━━━━━ TASK DATA

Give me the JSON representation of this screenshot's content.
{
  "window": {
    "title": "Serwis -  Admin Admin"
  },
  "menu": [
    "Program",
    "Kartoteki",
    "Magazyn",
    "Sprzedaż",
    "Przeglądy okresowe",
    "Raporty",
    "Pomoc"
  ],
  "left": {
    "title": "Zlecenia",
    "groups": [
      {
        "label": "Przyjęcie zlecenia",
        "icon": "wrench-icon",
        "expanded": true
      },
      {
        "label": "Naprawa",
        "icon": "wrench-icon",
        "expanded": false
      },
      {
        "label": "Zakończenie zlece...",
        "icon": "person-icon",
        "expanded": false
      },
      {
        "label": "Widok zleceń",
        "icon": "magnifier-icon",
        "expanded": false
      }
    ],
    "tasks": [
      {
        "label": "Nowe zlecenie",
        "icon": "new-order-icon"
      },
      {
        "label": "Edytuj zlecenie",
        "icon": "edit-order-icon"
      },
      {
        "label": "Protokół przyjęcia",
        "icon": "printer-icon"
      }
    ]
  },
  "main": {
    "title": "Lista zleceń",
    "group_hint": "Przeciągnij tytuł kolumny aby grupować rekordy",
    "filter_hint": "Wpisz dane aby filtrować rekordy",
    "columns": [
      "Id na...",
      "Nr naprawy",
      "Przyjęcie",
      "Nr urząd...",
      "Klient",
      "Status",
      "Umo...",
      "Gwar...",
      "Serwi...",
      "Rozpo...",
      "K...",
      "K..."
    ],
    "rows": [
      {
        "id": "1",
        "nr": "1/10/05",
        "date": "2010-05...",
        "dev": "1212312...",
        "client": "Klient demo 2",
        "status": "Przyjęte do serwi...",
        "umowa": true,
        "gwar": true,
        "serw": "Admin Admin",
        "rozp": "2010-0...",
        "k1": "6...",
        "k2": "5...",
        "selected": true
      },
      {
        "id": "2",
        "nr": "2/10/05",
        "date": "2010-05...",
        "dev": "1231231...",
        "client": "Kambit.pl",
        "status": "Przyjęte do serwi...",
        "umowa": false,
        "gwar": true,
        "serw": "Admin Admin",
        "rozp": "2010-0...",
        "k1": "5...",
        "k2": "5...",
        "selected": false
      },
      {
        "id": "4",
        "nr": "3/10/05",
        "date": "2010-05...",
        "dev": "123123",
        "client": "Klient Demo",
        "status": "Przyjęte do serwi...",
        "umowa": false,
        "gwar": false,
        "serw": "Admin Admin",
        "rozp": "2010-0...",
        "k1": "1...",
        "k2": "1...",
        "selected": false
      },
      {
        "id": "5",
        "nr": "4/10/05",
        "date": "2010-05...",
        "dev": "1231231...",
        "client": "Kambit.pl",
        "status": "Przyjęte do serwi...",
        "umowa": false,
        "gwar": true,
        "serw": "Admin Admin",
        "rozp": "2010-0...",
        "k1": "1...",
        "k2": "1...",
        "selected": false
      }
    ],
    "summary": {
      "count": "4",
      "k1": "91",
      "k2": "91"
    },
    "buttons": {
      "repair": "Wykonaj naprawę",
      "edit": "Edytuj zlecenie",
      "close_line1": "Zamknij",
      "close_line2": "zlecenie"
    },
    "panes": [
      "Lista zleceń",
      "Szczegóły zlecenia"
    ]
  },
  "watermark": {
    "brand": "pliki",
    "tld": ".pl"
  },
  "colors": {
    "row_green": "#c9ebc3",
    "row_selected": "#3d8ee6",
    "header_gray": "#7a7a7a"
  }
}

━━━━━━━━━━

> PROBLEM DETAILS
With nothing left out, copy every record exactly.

> RESPONSE AREA
Give me the JSON representation of this screenshot's content.
{
  "window": {
    "title": "Serwis -  Admin Admin"
  },
  "menu": [
    "Program",
    "Kartoteki",
    "Magazyn",
    "Sprzedaż",
    "Przeglądy okresowe",
    "Raporty",
    "Pomoc"
  ],
  "left": {
    "title": "Zlecenia",
    "groups": [
      {
        "label": "Przyjęcie zlecenia",
        "icon": "wrench-icon",
        "expanded": true
      },
      {
        "label": "Naprawa",
        "icon": "wrench-icon",
        "expanded": false
      },
      {
        "label": "Zakończenie zlece...",
        "icon": "person-icon",
        "expanded": false
      },
      {
        "label": "Widok zleceń",
        "icon": "magnifier-icon",
        "expanded": false
      }
    ],
    "tasks": [
      {
        "label": "Nowe zlecenie",
        "icon": "new-order-icon"
      },
      {
        "label": "Edytuj zlecenie",
        "icon": "edit-order-icon"
      },
      {
        "label": "Protokół przyjęcia",
        "icon": "printer-icon"
      }
    ]
  },
  "main": {
    "title": "Lista zleceń",
    "group_hint": "Przeciągnij tytuł kolumny aby grupować rekordy",
    "filter_hint": "Wpisz dane aby filtrować rekordy",
    "columns": [
      "Id na...",
      "Nr naprawy",
      "Przyjęcie",
      "Nr urząd...",
      "Klient",
      "Status",
      "Umo...",
      "Gwar...",
      "Serwi...",
      "Rozpo...",
      "K...",
      "K..."
    ],
    "rows": [
      {
        "id": "1",
        "nr": "1/10/05",
        "date": "2010-05...",
        "dev": "1212312...",
        "client": "Klient demo 2",
        "status": "Przyjęte do serwi...",
        "umowa": true,
        "gwar": true,
        "serw": "Admin Admin",
        "rozp": "2010-0...",
        "k1": "6...",
        "k2": "5...",
        "selected": true
      },
      {
        "id": "2",
        "nr": "2/10/05",
        "date": "2010-05...",
        "dev": "1231231...",
        "client": "Kambit.pl",
        "status": "Przyjęte do serwi...",
        "umowa": false,
        "gwar": true,
        "serw": "Admin Admin",
        "rozp": "2010-0...",
        "k1": "5...",
        "k2": "5...",
        "selected": false
      },
      {
        "id": "4",
        "nr": "3/10/05",
        "date": "2010-05...",
        "dev": "123123",
        "client": "Klient Demo",
        "status": "Przyjęte do serwi...",
        "umowa": false,
        "gwar": false,
        "serw": "Admin Admin",
        "rozp": "2010-0...",
        "k1": "1...",
        "k2": "1...",
        "selected": false
      },
      {
        "id": "5",
        "nr": "4/10/05",
        "date": "2010-05...",
        "dev": "1231231...",
        "client": "Kambit.pl",
        "status": "Przyjęte do serwi...",
        "umowa": false,
        "gwar": true,
        "serw": "Admin Admin",
        "rozp": "2010-0...",
        "k1": "1...",
        "k2": "1...",
        "selected": false
      }
    ],
    "summary": {
      "count": "4",
      "k1": "91",
      "k2": "91"
    },
    "buttons": {
      "repair": "Wykonaj naprawę",
      "edit": "Edytuj zlecenie",
      "close_line1": "Zamknij",
      "close_line2": "zlecenie"
    },
    "panes": [
      "Lista zleceń",
      "Szczegóły zlecenia"
    ]
  },
  "watermark": {
    "brand": "pliki",
    "tld": ".pl"
  },
  "colors": {
    "row_green": "#c9ebc3",
    "row_selected": "#3d8ee6",
    "header_gray": "#7a7a7a"
  }
}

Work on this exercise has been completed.